faster than had been thought, thanks to enhanced South American competition, US
officials said – even as market worries
mount over Mexico shifting its orders.
The US Department of Agriculture, in a much-watched
long-term projections report, trimmed its forecast for US wheat exports as of
2025-26 by 600,000 tonnes to 27.4m tonnes.
For corn, the figure was slashed by 3.2m tonnes to 54.6m
tonnes, with reductions for rice and sorghum too.
The revisions mean that the US is foreseeing capturing 33%
of world corn exports in nine seasons' time, down from an estimate of 39% made
a year ago.
In wheat, the US forecasts its export market share at 14.1%,
down 0.9 points from it expectations a year ago.
The downgrades reflect in part, in wheat, mounting competition
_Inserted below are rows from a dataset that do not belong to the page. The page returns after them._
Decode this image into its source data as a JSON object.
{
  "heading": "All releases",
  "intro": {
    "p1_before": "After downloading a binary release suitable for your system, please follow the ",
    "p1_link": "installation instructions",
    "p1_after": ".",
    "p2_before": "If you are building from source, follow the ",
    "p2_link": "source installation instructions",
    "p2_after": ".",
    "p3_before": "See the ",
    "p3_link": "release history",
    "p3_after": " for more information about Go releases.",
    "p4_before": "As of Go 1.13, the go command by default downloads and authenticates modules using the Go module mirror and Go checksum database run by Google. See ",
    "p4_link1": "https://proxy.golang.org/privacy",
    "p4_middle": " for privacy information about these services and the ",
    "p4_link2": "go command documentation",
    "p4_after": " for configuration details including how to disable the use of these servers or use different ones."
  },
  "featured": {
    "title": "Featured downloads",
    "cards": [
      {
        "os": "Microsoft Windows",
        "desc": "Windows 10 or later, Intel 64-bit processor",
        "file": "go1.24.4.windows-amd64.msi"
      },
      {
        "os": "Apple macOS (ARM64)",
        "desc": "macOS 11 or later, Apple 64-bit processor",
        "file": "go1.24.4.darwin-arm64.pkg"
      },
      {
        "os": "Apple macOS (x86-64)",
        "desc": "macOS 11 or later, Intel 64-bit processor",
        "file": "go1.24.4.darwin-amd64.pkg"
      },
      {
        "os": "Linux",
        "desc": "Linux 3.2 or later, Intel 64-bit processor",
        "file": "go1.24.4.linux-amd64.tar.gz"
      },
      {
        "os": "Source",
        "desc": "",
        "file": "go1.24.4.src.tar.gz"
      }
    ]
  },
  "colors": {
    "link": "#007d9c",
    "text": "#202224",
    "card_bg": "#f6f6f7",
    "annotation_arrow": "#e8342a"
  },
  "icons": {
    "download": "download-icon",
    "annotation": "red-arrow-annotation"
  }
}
from the former Soviet Union, which is showing "the fastest growth in world
export share", seen rising from 12% in the late 1990s to 29% in a decade's time.
However, the USDA also hiked by 71%, to 12.5m tonnes, its
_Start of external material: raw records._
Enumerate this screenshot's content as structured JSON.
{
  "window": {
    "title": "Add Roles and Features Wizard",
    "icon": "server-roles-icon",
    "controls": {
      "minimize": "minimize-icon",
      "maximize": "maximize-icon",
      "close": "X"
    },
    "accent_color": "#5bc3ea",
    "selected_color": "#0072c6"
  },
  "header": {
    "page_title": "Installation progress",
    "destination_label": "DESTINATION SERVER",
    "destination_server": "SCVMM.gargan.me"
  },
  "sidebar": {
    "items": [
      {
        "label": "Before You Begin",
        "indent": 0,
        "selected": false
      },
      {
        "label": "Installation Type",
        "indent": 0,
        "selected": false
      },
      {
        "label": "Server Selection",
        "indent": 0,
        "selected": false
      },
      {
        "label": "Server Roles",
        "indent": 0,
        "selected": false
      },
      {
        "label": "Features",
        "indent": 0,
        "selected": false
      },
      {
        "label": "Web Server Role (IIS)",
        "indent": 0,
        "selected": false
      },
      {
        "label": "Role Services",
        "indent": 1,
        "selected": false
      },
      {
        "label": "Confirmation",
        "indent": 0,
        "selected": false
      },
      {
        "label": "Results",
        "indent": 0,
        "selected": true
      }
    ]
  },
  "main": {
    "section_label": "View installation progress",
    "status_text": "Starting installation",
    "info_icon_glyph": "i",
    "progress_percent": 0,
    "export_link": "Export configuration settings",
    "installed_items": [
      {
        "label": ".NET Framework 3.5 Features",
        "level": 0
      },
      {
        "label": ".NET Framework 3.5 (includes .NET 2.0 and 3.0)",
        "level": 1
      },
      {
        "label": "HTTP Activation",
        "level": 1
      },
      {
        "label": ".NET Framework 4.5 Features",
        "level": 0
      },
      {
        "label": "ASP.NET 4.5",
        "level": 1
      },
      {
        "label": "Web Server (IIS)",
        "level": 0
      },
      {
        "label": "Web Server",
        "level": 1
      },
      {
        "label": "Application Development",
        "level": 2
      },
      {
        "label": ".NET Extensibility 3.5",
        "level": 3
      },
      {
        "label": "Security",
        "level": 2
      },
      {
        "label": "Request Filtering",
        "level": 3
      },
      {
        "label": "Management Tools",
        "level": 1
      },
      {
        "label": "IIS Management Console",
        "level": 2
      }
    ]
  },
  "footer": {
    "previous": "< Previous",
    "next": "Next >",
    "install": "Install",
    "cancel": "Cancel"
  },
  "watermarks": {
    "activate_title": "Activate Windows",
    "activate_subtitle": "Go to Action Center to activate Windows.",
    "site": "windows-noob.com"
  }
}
forecast for Argentine wheat exports in 2025-26, citing the boost to the South American
country's production prospects from agricultural reforms, such as ditching grain
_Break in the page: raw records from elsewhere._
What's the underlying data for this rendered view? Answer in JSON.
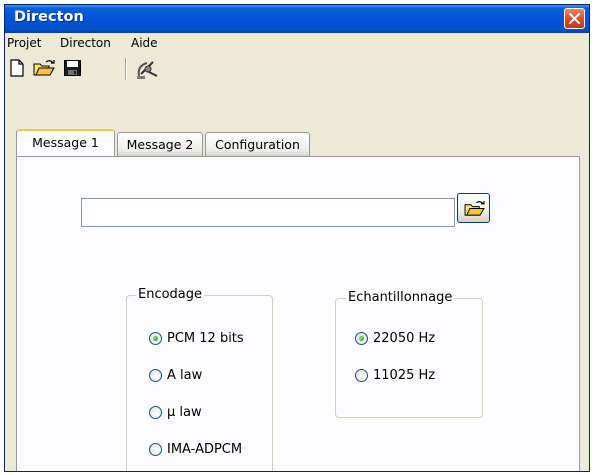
{
  "window": {
    "title": "Directon"
  },
  "menu": {
    "items": [
      "Projet",
      "Directon",
      "Aide"
    ]
  },
  "toolbar": {
    "icons": [
      "new-document-icon",
      "open-folder-icon",
      "save-icon",
      "satellite-icon"
    ]
  },
  "tabs": [
    {
      "label": "Message 1",
      "active": true
    },
    {
      "label": "Message 2",
      "active": false
    },
    {
      "label": "Configuration",
      "active": false
    }
  ],
  "file": {
    "path_value": "",
    "placeholder": ""
  },
  "encodage": {
    "title": "Encodage",
    "options": [
      {
        "label": "PCM 12 bits",
        "checked": true
      },
      {
        "label": "A law",
        "checked": false
      },
      {
        "label": "µ law",
        "checked": false
      },
      {
        "label": "IMA-ADPCM",
        "checked": false
      }
    ]
  },
  "echantillonnage": {
    "title": "Echantillonnage",
    "options": [
      {
        "label": "22050 Hz",
        "checked": true
      },
      {
        "label": "11025 Hz",
        "checked": false
      }
    ]
  },
  "colors": {
    "titlebar": "#0352d6",
    "close_button": "#d44d24",
    "window_face": "#ece9d8",
    "tab_highlight": "#ffc83c",
    "radio_check": "#21a121"
  }
}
export taxes, brought in by Mauricio Macri's government.
USDA forecasts for US crop market exports and (change on year-ago forecast)
Corn: 54.6m tonnes, (-3.2m tonnes)
Wheat: 27.4m tonnes, (-600,000 tonnes)
Soybeans: 58.5m tonnes, (+6.1m tonnes)
"These policy changes are expected to affect… global
agricultural markets," the USDA said.
"Without the added cost of export taxes, Argentina's corn
and wheat farmers could generate more income," while peso devaluation following
currency liberalisation has boosted values, in domestic terms, of crops traded
internationally in dollars.
Argentina's "wheat area is projected to expand, especially in
areas where it can be double-cropped after soybeans", the USDA said.
USDA forecasts for Argentine crop market exports and (change on year-ago forecast)
Corn: 29.7m tonnes, (+9.4m tonnes)
Wheat: 12.5m tonnes, (+5.2m tonnes)
Soybeans: 11.7m tonnes, (-900,000 tonnes)
In corn, area expansion "motivated by the termination of
export controls" will see the country's corn production "increase dramatically",
driving exports to 29.7m tonnes in 2025-26 – an upgrade of 46% on the forecast
made a year ago.
The forecast for Brazil's corn exports on that timeframe was
also raised significantly, by 22% to 37.2m tonnes, with the USDA flagging the
potential for raised output of safrinha crop, the main source of the country's
The USDA foresaw that "production of second-crop corn
following soybeans, much of which takes place in the Centre West, continues
with expansion onto new cropland".
The comments come as the potential switch of crop import demand
to South America from the US is a hot topic in markets, with the threats by
some Mexican politicians to look south for purchases rather than north, in
retaliation for perceived attacks from US President Donald Trump.
USDA forecasts for Braziian crop market exports and (change on year-ago forecast)
Corn: 37.2m tonnes, (+6.1m tonnes)
Soybeans: 85.9m tonnes, (+9.5m tonnes)
Mexico's agriculture secretary, Jose Calzada, said on
Thursday that he would within the next 20 days lead a delegation to Argentina and
Brazil, aimed at reducing Mexico's dependence on US corn imports.
"US farmers could find themselves unable to sell their corn,"
Commerzbank said, noting that in 2015-16 "the US shipped no less than 13.6m tonnes
of corn to Mexico, meaning that nearly 30% of US corn exports went to the
country's southern neighbour".
However, Terry Reilly at US broker Futures International was
more sanguine, saying that if South America does decide to divert corn to
Mexico to" fulfil an annual consumption of 37-40m tonnes, expect major
importers that buy South American corn to switch to the US".
That said, Mr Reilly flagged that US prices could come under
pressure to lure alternative importers.
The USDA was more upbeat, in its long-term forecasts, on
prospects for US soybean exports, hiking its estimate for shipments in 2025-16
by 11.6% to 58.5m tonnes.
While the forecast for Brazil's soybean shipments was raised
by 15.8% to 85.9m tonnes, that for Argentina was reduced to 11.7m tonnes, with the
country seen remaining "a distant third" in world exports.
The US was forecast accounting for one-third of world
soybean shipments in nine seasons' time, marginally higher than the estimate made
In cotton too, the estimate for US shipments in 2025-26 was
raised, by 12.7% to 12.4m bales.